| November/December 2004

  • Mystery engine
    This issue's ''mystery engine.''
  • Lobo engine

  • Mystery engine
  • Lobo engine

Sharp-eyed readers were quick to identify our 'mystery' engine in the September/October 2004 issue of Steam Traction. It was of course a 'Lobo,' manufactured by Fairbanks Steam Shovel Co., Marion, Ohio.

James E. Matz, 6151 Woodard Road, Andover, OH 44003, sent in the first correct identification, writing: 'The mystery steam engine on page 9 of the September/ October 2004 Steam Traction is a Lobo engine, manufactured by the Marion (Ohio) Steam Shovel Co. I believe Edward Huber had at least part interest in the company.

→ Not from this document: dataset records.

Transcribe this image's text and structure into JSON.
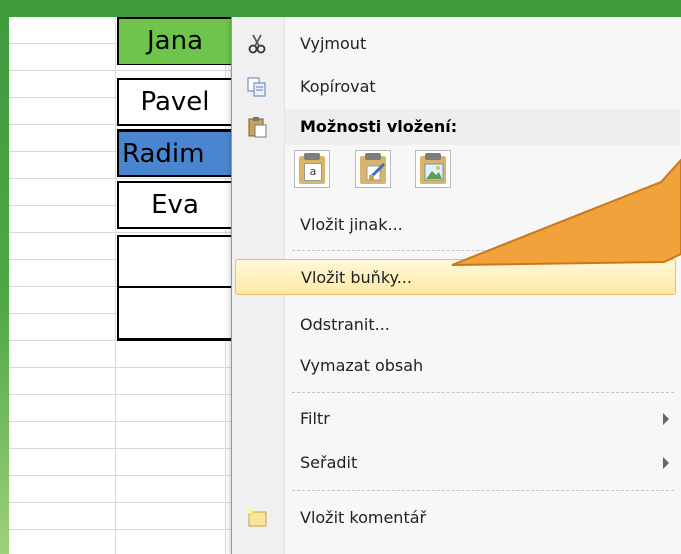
{
  "cells": [
    "Jana",
    "Pavel",
    "Radim",
    "Eva",
    "",
    ""
  ],
  "menu": {
    "cut": "Vyjmout",
    "copy": "Kopírovat",
    "paste_options_header": "Možnosti vložení:",
    "paste_special": "Vložit jinak...",
    "insert_cells": "Vložit buňky...",
    "delete": "Odstranit...",
    "clear_contents": "Vymazat obsah",
    "filter": "Filtr",
    "sort": "Seřadit",
    "insert_comment": "Vložit komentář",
    "paste_icon_text": "a"
  },
  "icons": {
    "cut": "scissors-icon",
    "copy": "copy-icon",
    "paste": "paste-icon",
    "comment": "comment-icon"
  },
  "colors": {
    "frame": "#3f9a3c",
    "cell_jana": "#6fc44b",
    "cell_radim": "#4a86d0",
    "callout": "#f2a23a",
    "highlight": "#fde9a6"
  }
}
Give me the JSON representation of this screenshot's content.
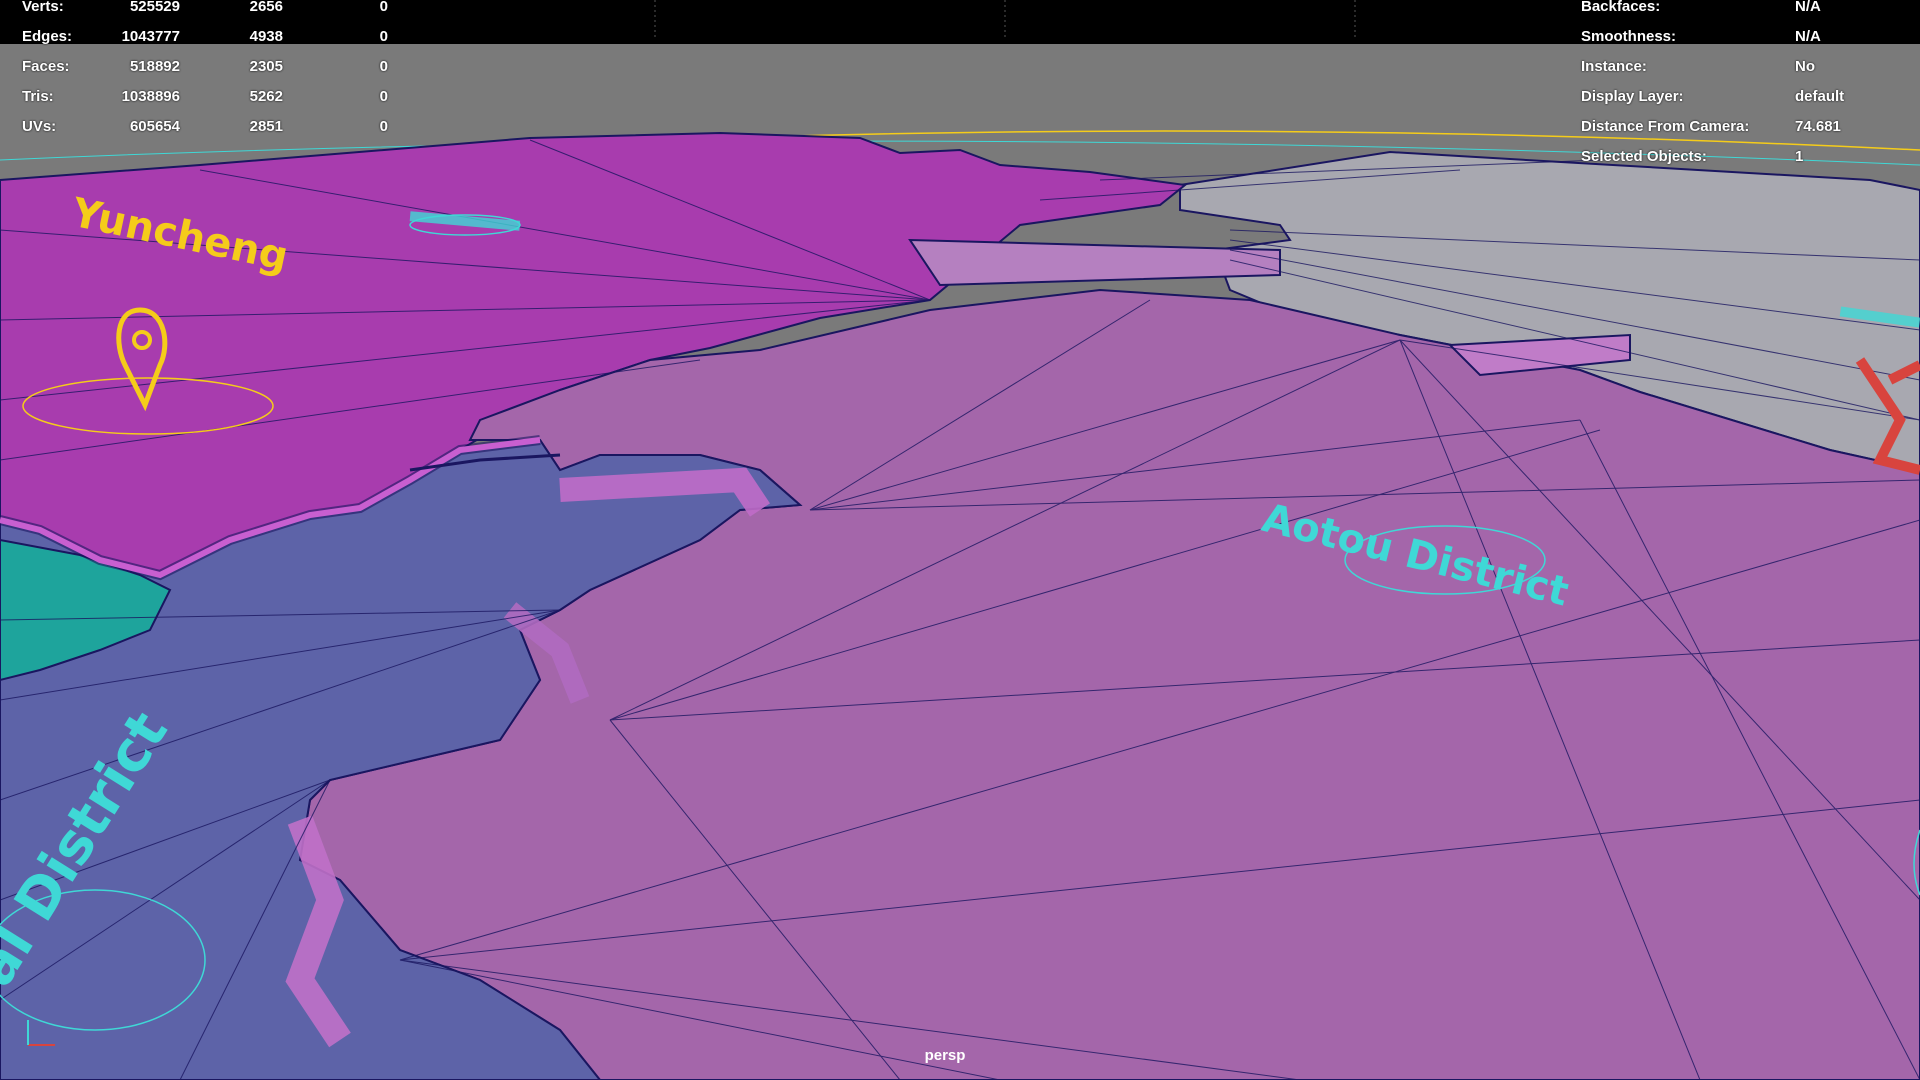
{
  "viewport": {
    "camera": "persp",
    "colors": {
      "top_bar": "#000000",
      "ground": "#7a7a7a",
      "region_magenta": "#a83cae",
      "region_purple": "#a466aa",
      "region_blue": "#5d63a8",
      "region_teal": "#1ea49c",
      "region_grey": "#a8a8b0",
      "wire": "#1a1660",
      "label_yellow": "#f5cc1a",
      "label_cyan": "#3fd8d6",
      "label_red": "#d8443e"
    },
    "annotations": [
      {
        "name": "yellow-text-label",
        "text": "Yuncheng"
      },
      {
        "name": "cyan-text-label",
        "text": "Aotou District"
      },
      {
        "name": "cyan-text-label-bottom-left",
        "text": "al District"
      },
      {
        "name": "location-pin-icon",
        "icon": "map-pin-icon"
      }
    ]
  },
  "stats_hud": {
    "rows": [
      {
        "label": "Verts:",
        "v1": "525529",
        "v2": "2656",
        "v3": "0"
      },
      {
        "label": "Edges:",
        "v1": "1043777",
        "v2": "4938",
        "v3": "0"
      },
      {
        "label": "Faces:",
        "v1": "518892",
        "v2": "2305",
        "v3": "0"
      },
      {
        "label": "Tris:",
        "v1": "1038896",
        "v2": "5262",
        "v3": "0"
      },
      {
        "label": "UVs:",
        "v1": "605654",
        "v2": "2851",
        "v3": "0"
      }
    ]
  },
  "info_hud": {
    "rows": [
      {
        "label": "Backfaces:",
        "value": "N/A"
      },
      {
        "label": "Smoothness:",
        "value": "N/A"
      },
      {
        "label": "Instance:",
        "value": "No"
      },
      {
        "label": "Display Layer:",
        "value": "default"
      },
      {
        "label": "Distance From Camera:",
        "value": "74.681"
      },
      {
        "label": "Selected Objects:",
        "value": "1"
      }
    ]
  }
}
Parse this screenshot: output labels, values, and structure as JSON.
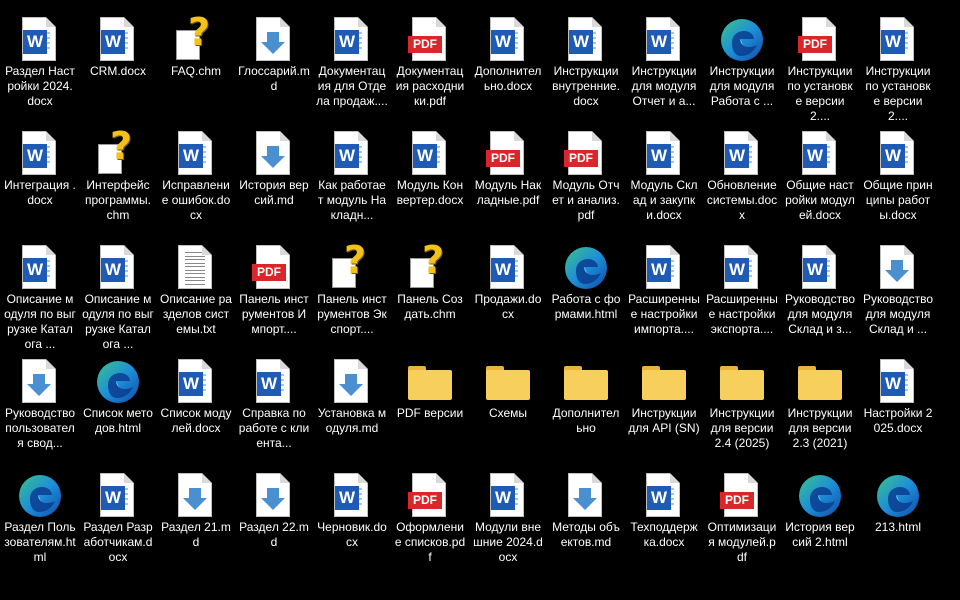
{
  "desktop_items": [
    {
      "label": "Раздел Настройки 2024.docx",
      "type": "word"
    },
    {
      "label": "CRM.docx",
      "type": "word"
    },
    {
      "label": "FAQ.chm",
      "type": "chm"
    },
    {
      "label": "Глоссарий.md",
      "type": "md"
    },
    {
      "label": "Документация для Отдела продаж....",
      "type": "word"
    },
    {
      "label": "Документация расходники.pdf",
      "type": "pdf"
    },
    {
      "label": "Дополнительно.docx",
      "type": "word"
    },
    {
      "label": "Инструкции внутренние.docx",
      "type": "word"
    },
    {
      "label": "Инструкции для модуля Отчет и а...",
      "type": "word"
    },
    {
      "label": "Инструкции для модуля Работа с ...",
      "type": "edge"
    },
    {
      "label": "Инструкции по установке версии 2....",
      "type": "pdf"
    },
    {
      "label": "Инструкции по установке версии 2....",
      "type": "word"
    },
    {
      "label": "Интеграция .docx",
      "type": "word"
    },
    {
      "label": "Интерфейс программы.chm",
      "type": "chm"
    },
    {
      "label": "Исправление ошибок.docx",
      "type": "word"
    },
    {
      "label": "История версий.md",
      "type": "md"
    },
    {
      "label": "Как работает модуль Накладн...",
      "type": "word"
    },
    {
      "label": "Модуль Конвертер.docx",
      "type": "word"
    },
    {
      "label": "Модуль Накладные.pdf",
      "type": "pdf"
    },
    {
      "label": "Модуль Отчет и анализ.pdf",
      "type": "pdf"
    },
    {
      "label": "Модуль Склад и закупки.docx",
      "type": "word"
    },
    {
      "label": "Обновление системы.docx",
      "type": "word"
    },
    {
      "label": "Общие настройки модулей.docx",
      "type": "word"
    },
    {
      "label": "Общие принципы работы.docx",
      "type": "word"
    },
    {
      "label": "Описание модуля по выгрузке Каталога ...",
      "type": "word"
    },
    {
      "label": "Описание модуля по выгрузке Каталога ...",
      "type": "word"
    },
    {
      "label": "Описание разделов системы.txt",
      "type": "txt"
    },
    {
      "label": "Панель инструментов Импорт....",
      "type": "pdf"
    },
    {
      "label": "Панель инструментов Экспорт....",
      "type": "chm"
    },
    {
      "label": "Панель Создать.chm",
      "type": "chm"
    },
    {
      "label": "Продажи.docx",
      "type": "word"
    },
    {
      "label": "Работа с формами.html",
      "type": "edge"
    },
    {
      "label": "Расширенные настройки импорта....",
      "type": "word"
    },
    {
      "label": "Расширенные настройки экспорта....",
      "type": "word"
    },
    {
      "label": "Руководство для модуля Склад и з...",
      "type": "word"
    },
    {
      "label": "Руководство для модуля Склад и ...",
      "type": "md"
    },
    {
      "label": "Руководство пользователя свод...",
      "type": "md"
    },
    {
      "label": "Список методов.html",
      "type": "edge"
    },
    {
      "label": "Список модулей.docx",
      "type": "word"
    },
    {
      "label": "Справка по работе с клиента...",
      "type": "word"
    },
    {
      "label": "Установка модуля.md",
      "type": "md"
    },
    {
      "label": "PDF версии",
      "type": "folder"
    },
    {
      "label": "Схемы",
      "type": "folder"
    },
    {
      "label": "Дополнительно",
      "type": "folder"
    },
    {
      "label": "Инструкции для API (SN)",
      "type": "folder"
    },
    {
      "label": "Инструкции для версии 2.4 (2025)",
      "type": "folder"
    },
    {
      "label": "Инструкции для версии 2.3 (2021)",
      "type": "folder"
    },
    {
      "label": "Настройки 2025.docx",
      "type": "word"
    },
    {
      "label": "Раздел Пользователям.html",
      "type": "edge"
    },
    {
      "label": "Раздел Разработчикам.docx",
      "type": "word"
    },
    {
      "label": "Раздел 21.md",
      "type": "md"
    },
    {
      "label": "Раздел 22.md",
      "type": "md"
    },
    {
      "label": "Черновик.docx",
      "type": "word"
    },
    {
      "label": "Оформление списков.pdf",
      "type": "pdf"
    },
    {
      "label": "Модули внешние 2024.docx",
      "type": "word"
    },
    {
      "label": "Методы объектов.md",
      "type": "md"
    },
    {
      "label": "Техподдержка.docx",
      "type": "word"
    },
    {
      "label": "Оптимизация модулей.pdf",
      "type": "pdf"
    },
    {
      "label": "История версий 2.html",
      "type": "edge"
    },
    {
      "label": "213.html",
      "type": "edge"
    }
  ],
  "icon_text": {
    "word": "W",
    "pdf": "PDF",
    "chm": "?"
  },
  "colors": {
    "background": "#000000",
    "word_blue": "#1f5bb5",
    "pdf_red": "#d9262b",
    "folder": "#f7cf5c",
    "md_arrow": "#4a8fd0",
    "chm_yellow": "#f2c21b"
  }
}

I really enjoy Steam Traction magazine.'

From what we know, James is partly right m noting a connection to Edward Huber. According to Jack Norbeck's Encyclopedia of American Steam Traction Engines, James Fairbanks, founder of Fairbanks Steam Shovel Co., worked as a superintendent at the Huber Mfg. Co. Note the Lobo is a return-flue, as were Hubers.

Other readers responding included Alan New, who wrote: 'I'm identifying Spaulding's mystery engine for this month. It is a Lobo engine, built by the Fairbanks Steam Shovel Co. of Marion, Ohio. If you change the front round head tank to a square one, change the wheel hubs to riveted ones and add the front flange to the boiler barrel, you have a Huber, which was built in the same town.'

Thomas Stebritz also recognized the engine: 'I am enclosing a photo of Spalding's latest mystery engine. I am not opting for a prize, however the engine is the Lobo a very neat design except for the round front water tank. A close look at the thresher shows a steel machine with a tubular tailings elevator a Case! recognizable even with the Ruth feeder. The Lobo was built by the Fairbanks Steam Shovel Co. of Marion Ohio.'

For getting his answer in first, James receives a free copy of Prof. P.F. Rose's Steam Engine Guide.